Ramble, Scramble, or Amble 2019

Ramble, Scramble, Amble is on Saturday 11th May 2019  starting from Bishops Castle with all proceeds going to Bloodwise.

With the start in Bishops Castle the Ramble Scramble Amble takes the walkers through some beautiful South Shropshire countryside.

View From Bury Ditches Hill Fort

View From Bury Ditches Hill Fort

The Ramble is a 22.5 mile circular walk.

The Scramble is 13 miles and the Amble is 9.5 miles.

The Ramble, Scramble, Amble  entry fee is £19 until April 1st when it will be £20. It includes instructions, refreshments, lunch (hot and vegetarian), transport as needed and a certificate. Closing date is 6th May.

The Ramble and Scramble start in Bishops Castle, lunch is provided in Clun where the Amblers are transported to to start their walk, with everyone finishing back in Bishops Castle.

The Scramble and Amble follow a shortened route of the Ramble. Some of the paths used are not usually open to the public.

The Ramble Scramble Amble take in Bury Ditches, The Walcott Estate, part of the Shropshire Way and some stunning views of the Shropshire Hills.

The routes are well signed and there are helpful marshalls and the route instructions are clear.

Bloodwise supports people with leukaemia, which is the fifth most common cancer in the UK. It also helps providing ground breaking research into leukaemia.

The photograph used in this post shows the view from Bury Ditches Hill Fort, South Shropshire. This image is taken from Wikimedia Commons and is used under the Creative Commons Attribution-Share Alike 2.0 Generic license.

Toposcope

I have mentioned the Toposcopes on the top of hills and hillforts and as I will talk about these places again I thought a brief description would be interesting.

A Toposcope is a monument indicating direction and distance of notable land marks

These landmarks can be hills, mountains, towns, the Sea, Battlefields or historical places.

They are usually at popular vantage points either where there is a 360 degree view or long reaching views.
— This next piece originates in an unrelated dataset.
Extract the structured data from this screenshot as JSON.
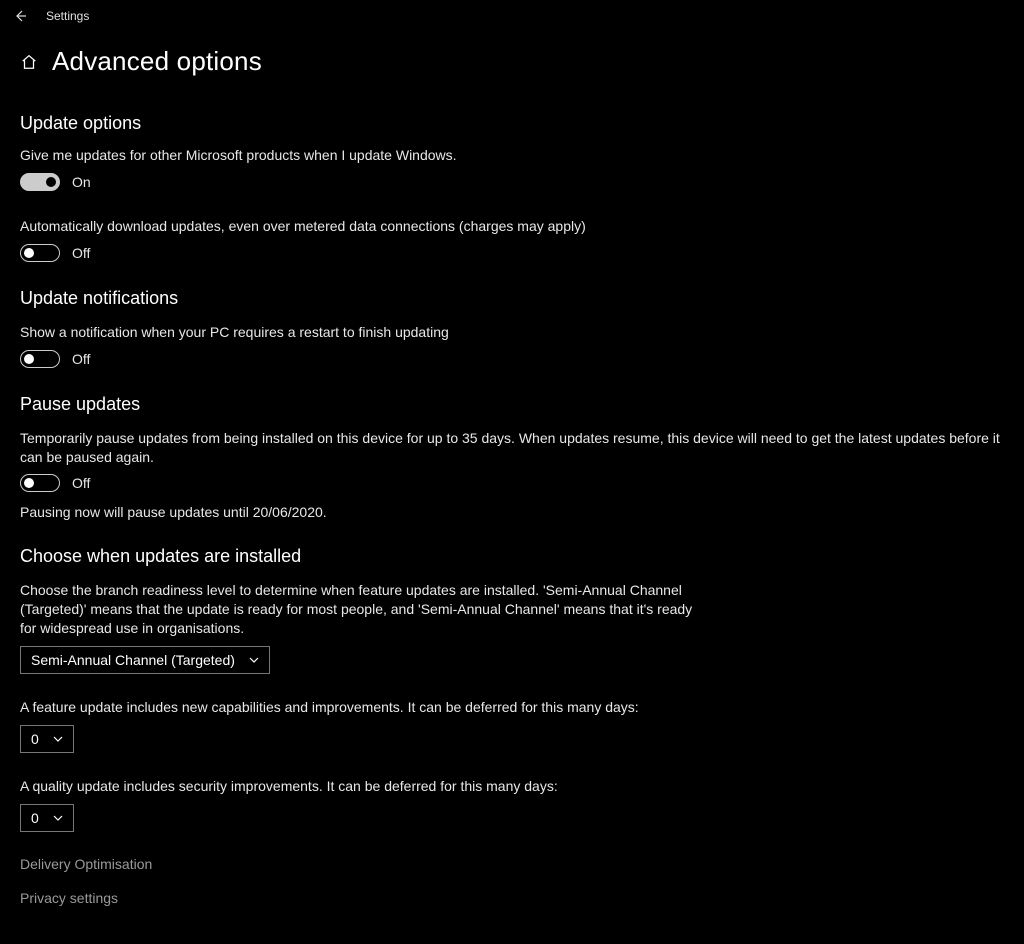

The plaques are usually cast in bronze and in their simplest form have radiating lines which line up with the landmarks they indicate and the distance to them.

More complex Toposcopes have lines showing the shapes of the hills, the way you are looking, with their names and distance from where you are standing. There will also be compass points marked on them.

There is a Toposcope at the top of Flounders Folly.

One of my favourite is at Bury Ditches which gives a view all round and another is at Clee Hill Village at the car park which has views including the Malvern Hills.

Ride the Shropshire Marches

A well-earned cycling break

A well-earned cycling break

Ride the Shropshire Marches Sportive is on Sunday 21st May.

There are two distances 65 miles starting at 9.30am and 35 miles starting at 10 am.

The start and finish are at Wistanstow Village Hall. The entrance fees are £25 for the longer distance and £20 for the shorter distance.

The funds raised from this event will go towards replacing the windows of Wistanstow Village Hall.

There is breakfast at the start, refreshments half way round at Church Stoke and tea and a bottle of beer at the finish.

The ride takes in stunning views of South Shropshire lets hope its a clear day to make the most of those climbs.

The event is sponsored by Wood’s Brewery.

Hill Forts near Craven Arms

Hopesay Village and The Burrow

Hopesay Village and The Burrow

There are over fifty hill forts in Shropshire and there is access to a lot of them.

From our door there is Norton Camp. It can’t be seen from our house but is well worth the walk up through Whettleton.

Although covered in trees and shrubs, the ramparts are impressive. The interior is a field but you can walk round it.

Bury Ditches a few miles to the west is on Forestry Commission. There is a walk up from the car park and at the top outstanding views of the surrounding hills.

There is a toposcope at the top which tells you what the names of the hills are.

Nearer to home at Hopesay is the Burrow. There is parking on the road through Hopesay. The Burrow is on Forestry Commission Land as well.

I can show you where they are on the maps.

There are many theories about hill forts and they are probably used for different things at different times. Some would have been defensive, some would have been homesteads, and some used for holding animals.

At Round Oak is Wart Hill a small hill fort easily accessible from the road, this one is thought to have been an over night holding for sheep.